Sunday, March 30, 2008


It's a New York city, Disney Princess, Chestertonian fairy tale; what more can I say? Well I guess I can say a lot can't I?

Giselle is the classic Disney cartoon heroine. She sings, has many animal friends and is about to marry a prince. But then the evil stepmother sends her to "a place where there are no 'Happily Ever Afters'" namely New York City. Still dressed in her enormous wedding gown, Giselle wanders forlornly around the city, that is until she meets Robert, a very practical divorce attorney, and his daughter Morgan. She befriends them, and ends up staying in the living room of their apartment. Of course, her prince follows her, and he in turn is followed in close succession by Pip (a chipmunk friend of Giselle's), the stepmother's accomplice, and finally the stepmother herself. To top it off, the climax involves apples and the empire state building.

(GilbertGirl, I should have had you write this, I'm making a terrible hash of it)

Now that mishmash account of events, left you rather unenlightened as to the Chestertonian elements. Believe me, they are there. It defends Fairy Tales, it shows you the world through a pair of VERY childlike eyes and its preview begins "Of all the magical tales... there has never been anything like Enchanted. Because no other fairy tale has taken us to a world as stange as ours." (ahem, I quote from memory)

There are a few minor issues (the worst being low cut dresses) but on the whole the pros far outweighed the cons.

But all my multiple rambling paragraphs don't say it half as well as Barb Nicholosi did in a few words:

It is smart and at moments hilarious and consciously uncynical. And when
Disney is on the dock at the last judgment, they will just show this film and
say, "The defense rests."

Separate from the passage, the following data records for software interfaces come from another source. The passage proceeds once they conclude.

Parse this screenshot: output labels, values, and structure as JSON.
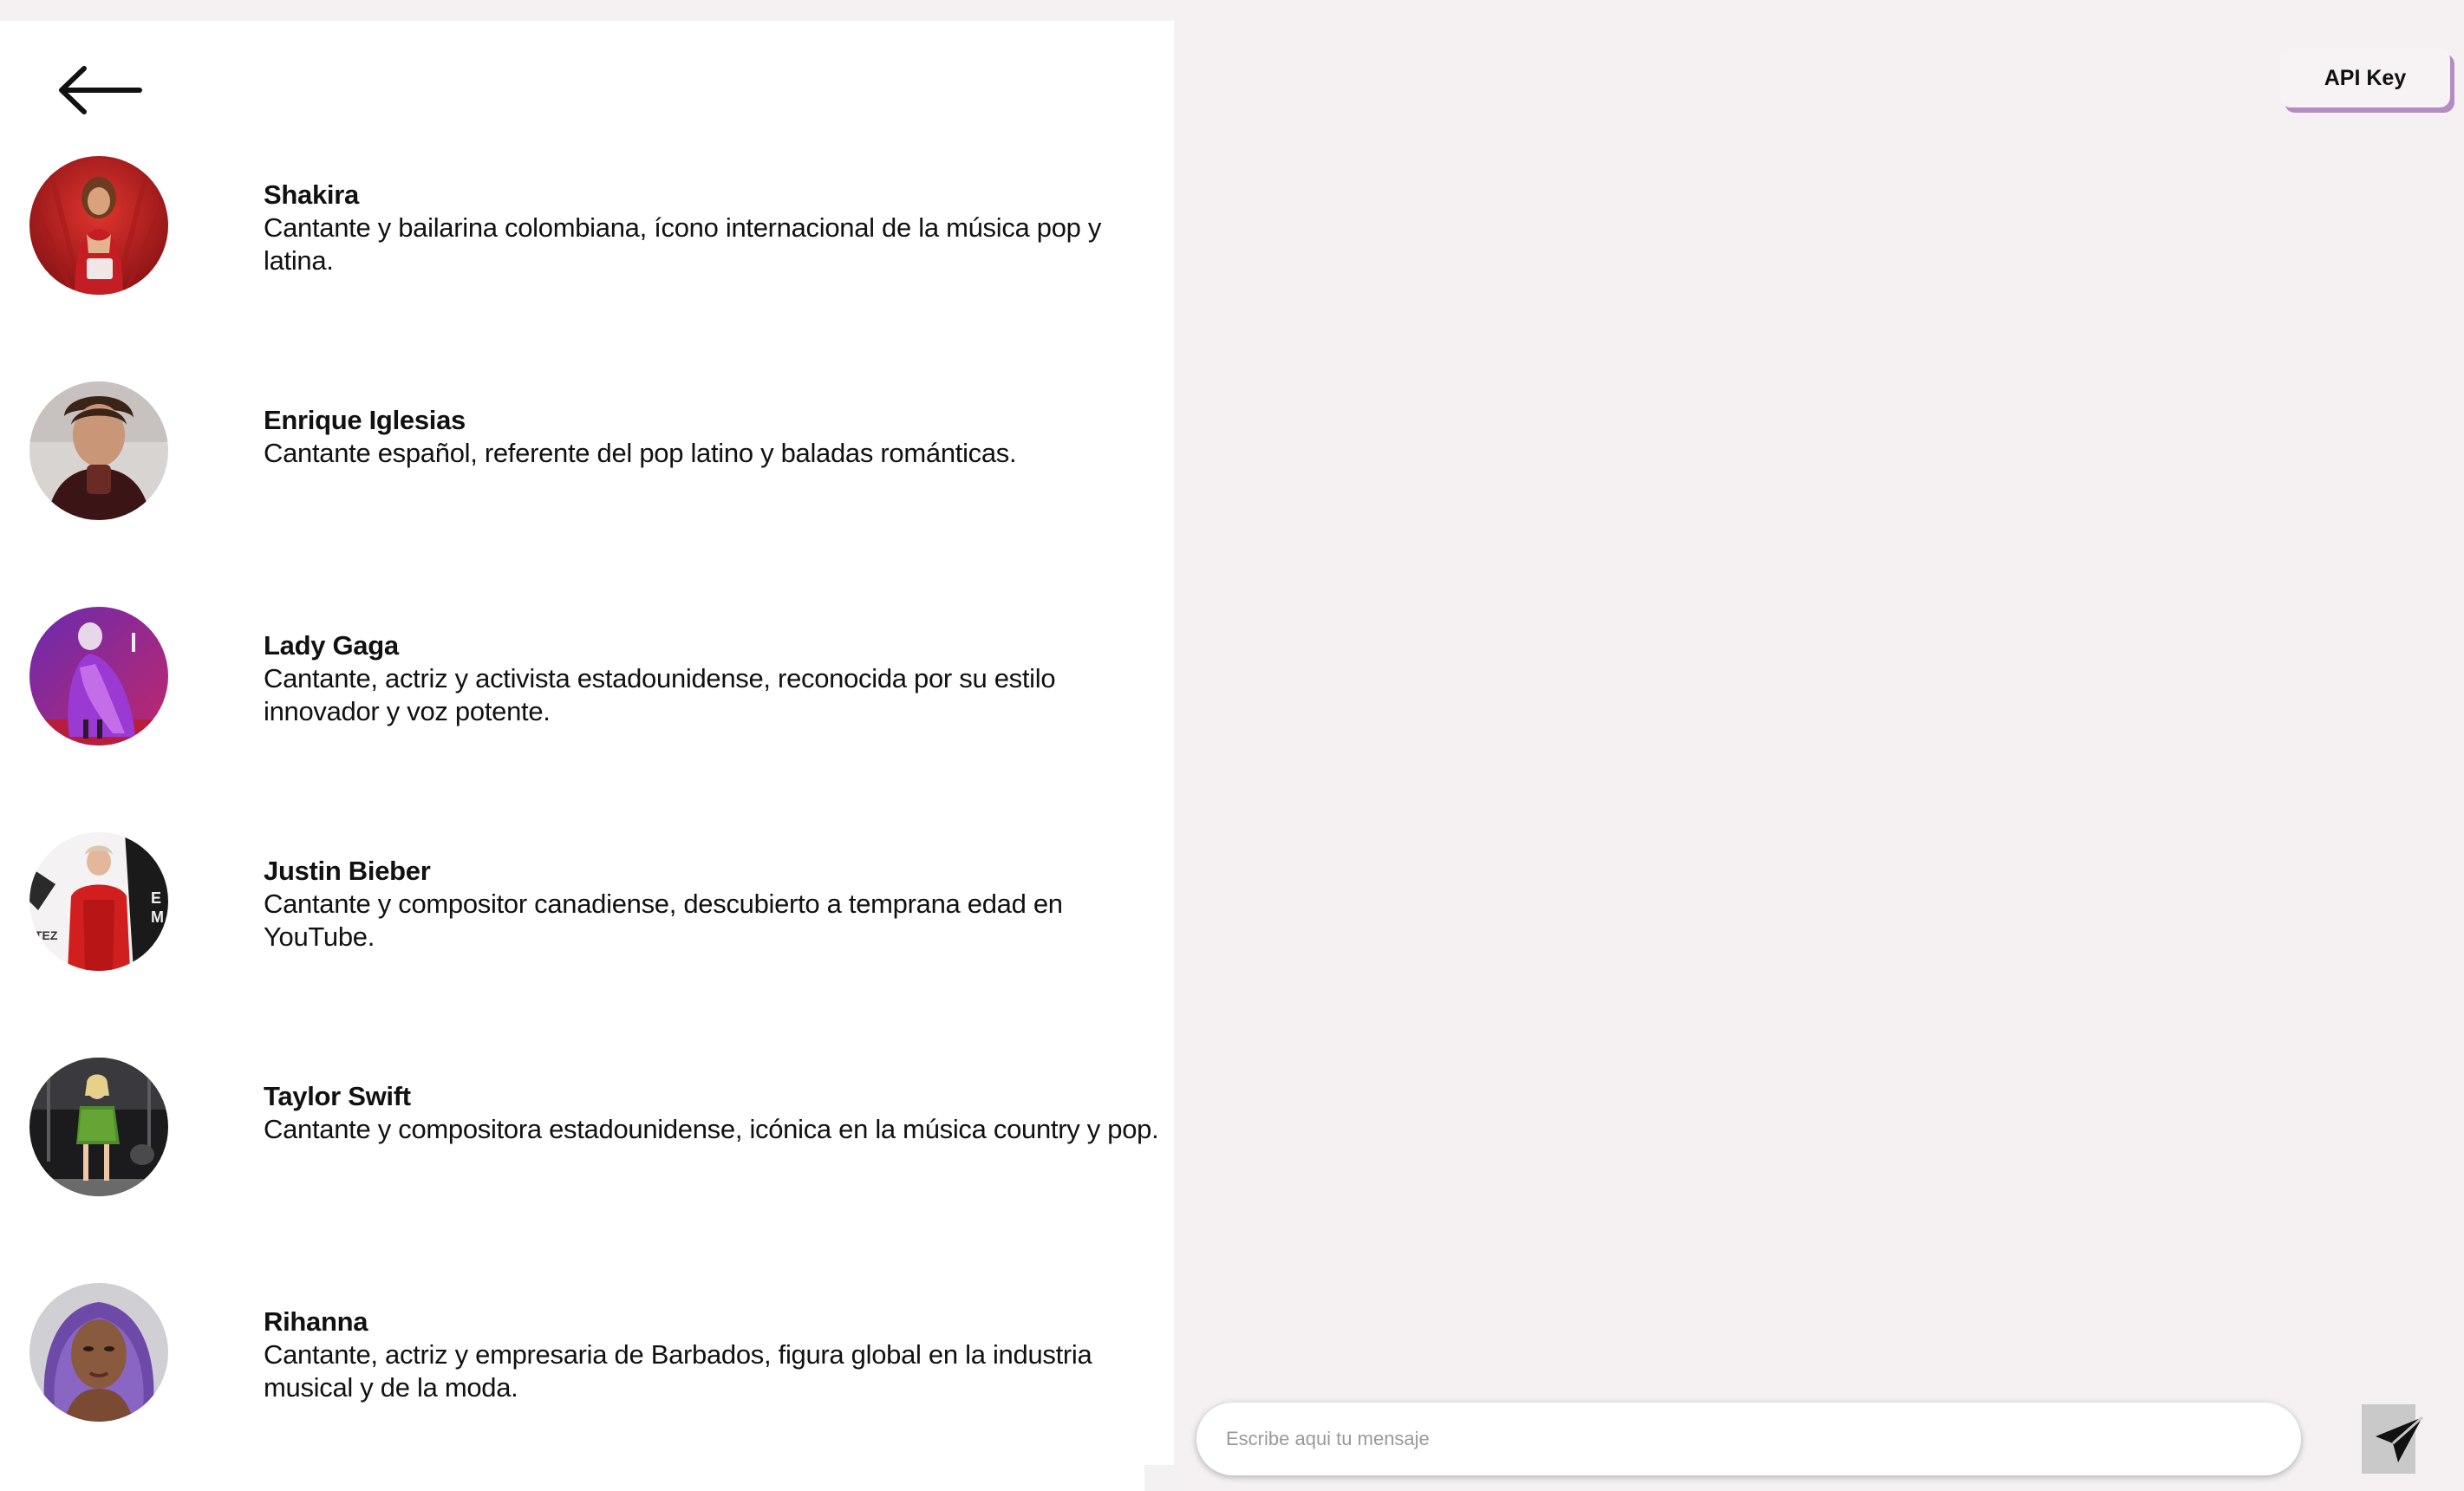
{
  "navigation": {
    "back_icon": "arrow-left-icon"
  },
  "header": {
    "api_key_label": "API Key"
  },
  "contacts": [
    {
      "name": "Shakira",
      "description": "Cantante y bailarina colombiana, ícono internacional de la música pop y latina."
    },
    {
      "name": "Enrique Iglesias",
      "description": "Cantante español, referente del pop latino y baladas románticas."
    },
    {
      "name": "Lady Gaga",
      "description": "Cantante, actriz y activista estadounidense, reconocida por su estilo innovador y voz potente."
    },
    {
      "name": "Justin Bieber",
      "description": "Cantante y compositor canadiense, descubierto a temprana edad en YouTube."
    },
    {
      "name": "Taylor Swift",
      "description": "Cantante y compositora estadounidense, icónica en la música country y pop."
    },
    {
      "name": "Rihanna",
      "description": "Cantante, actriz y empresaria de Barbados, figura global en la industria musical y de la moda."
    }
  ],
  "composer": {
    "placeholder": "Escribe aqui tu mensaje",
    "value": "",
    "send_icon": "paper-plane-icon"
  },
  "colors": {
    "page_background": "#f5f1f3",
    "panel_background": "#ffffff",
    "api_key_accent": "#b48bc2",
    "send_button_background": "#c9c9c9"
  }
}
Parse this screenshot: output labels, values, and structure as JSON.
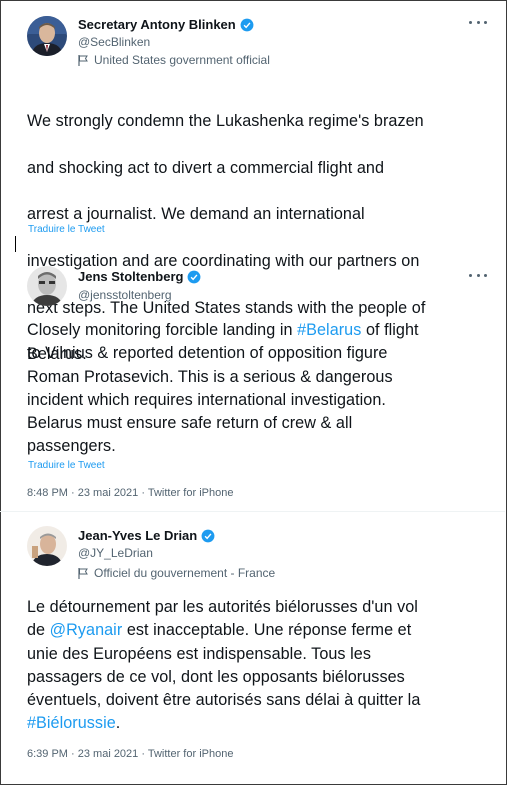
{
  "tweets": [
    {
      "name": "Secretary Antony Blinken",
      "handle": "@SecBlinken",
      "affiliation": "United States government official",
      "body_lines": [
        "We strongly condemn the Lukashenka regime's brazen",
        "and shocking act to divert a commercial flight and",
        "arrest a journalist. We demand an international",
        "investigation and are coordinating with our partners on",
        "next steps. The United States stands with the people of",
        "Belarus."
      ],
      "translate": "Traduire le Tweet"
    },
    {
      "name": "Jens Stoltenberg",
      "handle": "@jensstoltenberg",
      "body_segments": [
        {
          "text": "Closely monitoring forcible landing in ",
          "link": false
        },
        {
          "text": "#Belarus",
          "link": true
        },
        {
          "text": " of flight\nto Vilnius & reported detention of opposition figure\nRoman Protasevich. This is a serious & dangerous\nincident which requires international investigation.\nBelarus must ensure safe return of crew & all\npassengers.",
          "link": false
        }
      ],
      "translate": "Traduire le Tweet",
      "timestamp": "8:48 PM · 23 mai 2021 · Twitter for iPhone"
    },
    {
      "name": "Jean-Yves Le Drian",
      "handle": "@JY_LeDrian",
      "affiliation": "Officiel du gouvernement - France",
      "body_segments": [
        {
          "text": "Le détournement par les autorités biélorusses d'un vol\nde ",
          "link": false
        },
        {
          "text": "@Ryanair",
          "link": true
        },
        {
          "text": " est inacceptable. Une réponse ferme et\nunie des Européens est indispensable. Tous les\npassagers de ce vol, dont les opposants biélorusses\néventuels, doivent être autorisés sans délai à quitter la\n",
          "link": false
        },
        {
          "text": "#Biélorussie",
          "link": true
        },
        {
          "text": ".",
          "link": false
        }
      ],
      "timestamp": "6:39 PM · 23 mai 2021 · Twitter for iPhone"
    }
  ],
  "colors": {
    "link": "#1d9bf0",
    "verified": "#1d9bf0",
    "secondary_text": "#536471"
  },
  "icons": [
    "verified-badge-icon",
    "government-flag-icon",
    "more-options-icon"
  ]
}
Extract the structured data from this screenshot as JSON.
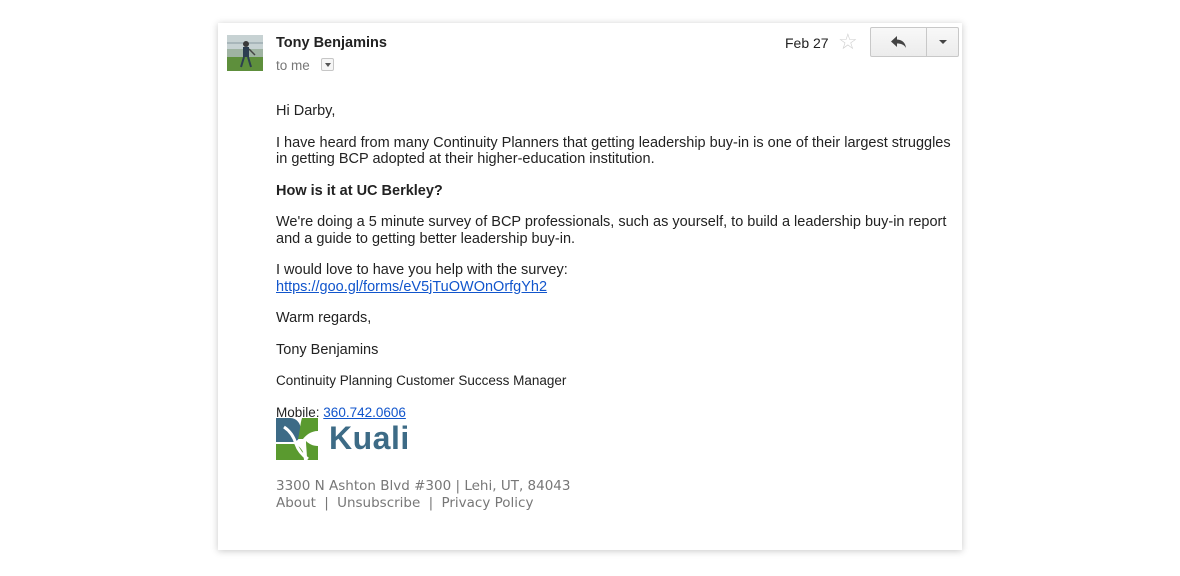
{
  "message": {
    "sender": "Tony Benjamins",
    "recipient_label": "to me",
    "date": "Feb 27"
  },
  "toolbar": {
    "reply_icon": "reply-icon",
    "more_icon": "chevron-down-icon",
    "star_icon": "star-icon"
  },
  "body": {
    "greeting": "Hi Darby,",
    "paragraph1": "I have heard from many Continuity Planners that getting leadership buy-in is one of their largest struggles in getting BCP adopted at their higher-education institution.",
    "question": "How is it at UC Berkley?",
    "paragraph2": "We're doing a 5 minute survey of BCP professionals, such as yourself, to build a leadership buy-in report and a guide to getting better leadership buy-in.",
    "paragraph3": "I would love to have you help with the survey:",
    "survey_link": "https://goo.gl/forms/eV5jTuOWOnOrfgYh2",
    "closing": "Warm regards,",
    "signature_name": "Tony Benjamins",
    "signature_title": "Continuity Planning Customer Success Manager",
    "mobile_label": "Mobile:",
    "mobile_number": "360.742.0606"
  },
  "brand": {
    "logo_text": "Kuali",
    "logo_colors": {
      "green": "#5a9a2f",
      "blue": "#3d6b86"
    }
  },
  "footer": {
    "address": "3300 N Ashton Blvd #300 | Lehi, UT, 84043",
    "links": [
      "About",
      "Unsubscribe",
      "Privacy Policy"
    ],
    "separator": "|"
  },
  "colors": {
    "link": "#1155cc",
    "muted": "#777777",
    "text": "#222222"
  }
}
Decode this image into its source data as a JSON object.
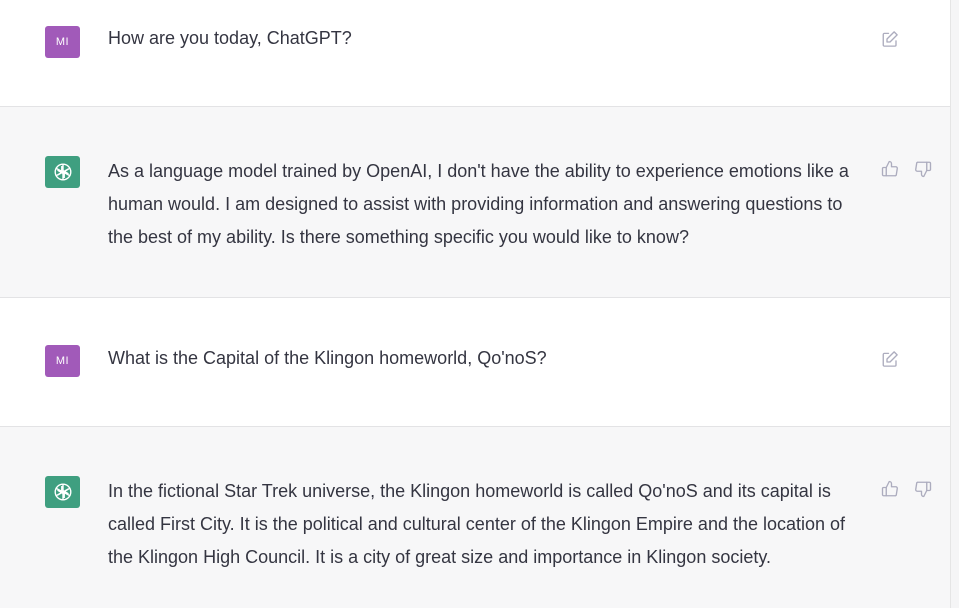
{
  "conversation": [
    {
      "role": "user",
      "avatar_initials": "MI",
      "text": "How are you today, ChatGPT?",
      "action_icon": "edit-icon"
    },
    {
      "role": "assistant",
      "avatar_icon": "openai-logo-icon",
      "text": "As a language model trained by OpenAI, I don't have the ability to experience emotions like a human would. I am designed to assist with providing information and answering questions to the best of my ability. Is there something specific you would like to know?",
      "action_icons": [
        "thumbs-up-icon",
        "thumbs-down-icon"
      ]
    },
    {
      "role": "user",
      "avatar_initials": "MI",
      "text": "What is the Capital of the Klingon homeworld, Qo'noS?",
      "action_icon": "edit-icon"
    },
    {
      "role": "assistant",
      "avatar_icon": "openai-logo-icon",
      "text": "In the fictional Star Trek universe, the Klingon homeworld is called Qo'noS and its capital is called First City. It is the political and cultural center of the Klingon Empire and the location of the Klingon High Council. It is a city of great size and importance in Klingon society.",
      "action_icons": [
        "thumbs-up-icon",
        "thumbs-down-icon"
      ]
    }
  ],
  "colors": {
    "user_avatar": "#a15ab9",
    "assistant_avatar": "#3f9f80",
    "assistant_row_bg": "#f7f7f8",
    "text": "#343541",
    "icon": "#acacbe"
  }
}
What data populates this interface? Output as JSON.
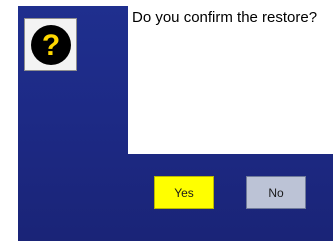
{
  "dialog": {
    "icon": "question-icon",
    "message": "Do you confirm the restore?",
    "buttons": {
      "yes_label": "Yes",
      "no_label": "No"
    }
  },
  "colors": {
    "background": "#1d2a86",
    "icon_circle": "#000000",
    "icon_glyph": "#ffd800",
    "yes_button": "#ffff00",
    "no_button": "#bcc3d6"
  }
}
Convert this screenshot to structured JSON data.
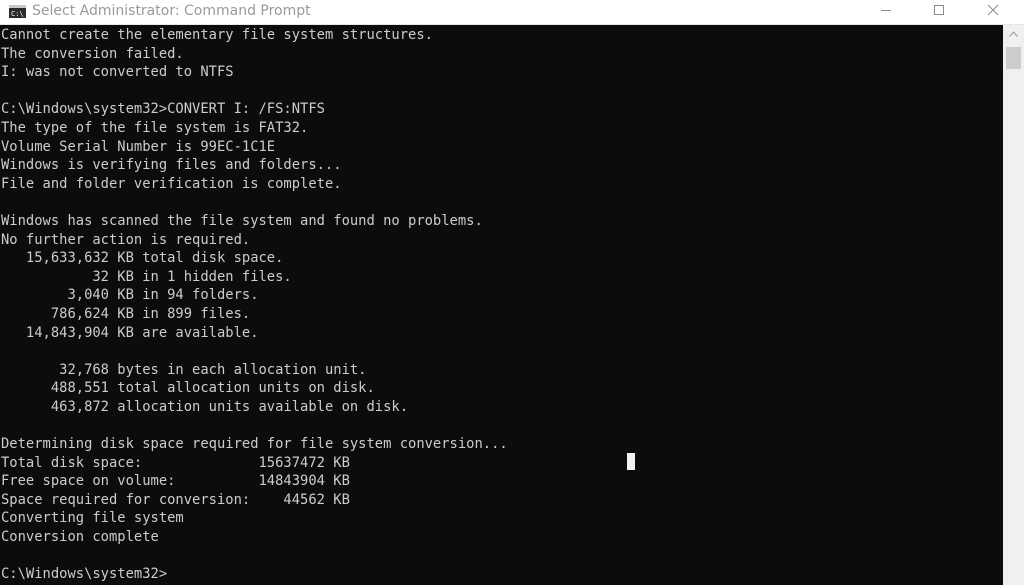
{
  "window": {
    "title": "Select Administrator: Command Prompt"
  },
  "icons": {
    "app": "cmd-icon",
    "minimize": "minimize-icon",
    "maximize": "maximize-icon",
    "close": "close-icon",
    "scroll_up": "chevron-up-icon"
  },
  "colors": {
    "console_background": "#0c0c0c",
    "console_text": "#cccccc",
    "titlebar_background": "#ffffff",
    "title_text": "#9a9a9a"
  },
  "console": {
    "lines": [
      "Cannot create the elementary file system structures.",
      "The conversion failed.",
      "I: was not converted to NTFS",
      "",
      "C:\\Windows\\system32>CONVERT I: /FS:NTFS",
      "The type of the file system is FAT32.",
      "Volume Serial Number is 99EC-1C1E",
      "Windows is verifying files and folders...",
      "File and folder verification is complete.",
      "",
      "Windows has scanned the file system and found no problems.",
      "No further action is required.",
      "   15,633,632 KB total disk space.",
      "           32 KB in 1 hidden files.",
      "        3,040 KB in 94 folders.",
      "      786,624 KB in 899 files.",
      "   14,843,904 KB are available.",
      "",
      "       32,768 bytes in each allocation unit.",
      "      488,551 total allocation units on disk.",
      "      463,872 allocation units available on disk.",
      "",
      "Determining disk space required for file system conversion...",
      "Total disk space:              15637472 KB",
      "Free space on volume:          14843904 KB",
      "Space required for conversion:    44562 KB",
      "Converting file system",
      "Conversion complete",
      "",
      "C:\\Windows\\system32>"
    ]
  }
}
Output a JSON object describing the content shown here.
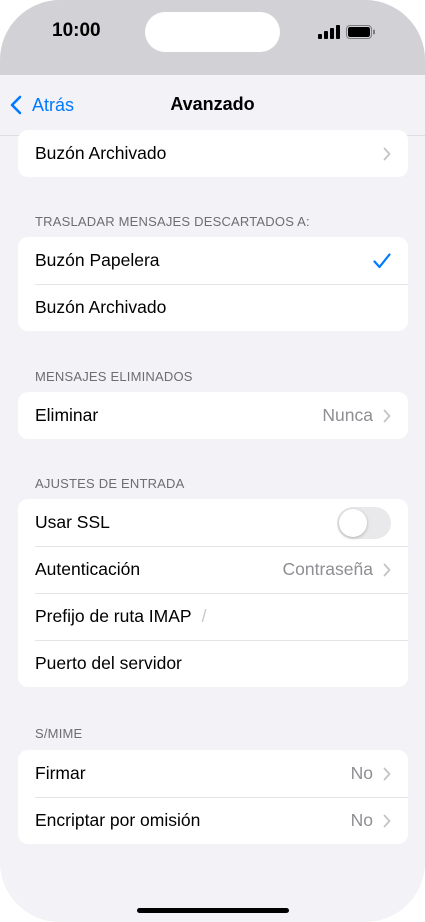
{
  "status_bar": {
    "time": "10:00"
  },
  "nav": {
    "back_label": "Atrás",
    "title": "Avanzado"
  },
  "top_group": {
    "archived_label": "Buzón Archivado"
  },
  "move_discarded": {
    "header": "TRASLADAR MENSAJES DESCARTADOS A:",
    "items": [
      {
        "label": "Buzón Papelera",
        "selected": true
      },
      {
        "label": "Buzón Archivado",
        "selected": false
      }
    ]
  },
  "deleted_messages": {
    "header": "MENSAJES ELIMINADOS",
    "delete_label": "Eliminar",
    "delete_value": "Nunca"
  },
  "incoming": {
    "header": "AJUSTES DE ENTRADA",
    "ssl_label": "Usar SSL",
    "ssl_on": false,
    "auth_label": "Autenticación",
    "auth_value": "Contraseña",
    "imap_prefix_label": "Prefijo de ruta IMAP",
    "imap_prefix_value": "/",
    "port_label": "Puerto del servidor"
  },
  "smime": {
    "header": "S/MIME",
    "sign_label": "Firmar",
    "sign_value": "No",
    "encrypt_label": "Encriptar por omisión",
    "encrypt_value": "No"
  },
  "colors": {
    "accent": "#007aff",
    "secondary_text": "#8e8e93",
    "background": "#f2f2f7"
  }
}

1 comment:

gilbertgirl said...

Thy profound modesty ill becomes thee. To each her own fashion: though my style be more elaborate, I communicate a great deal less:)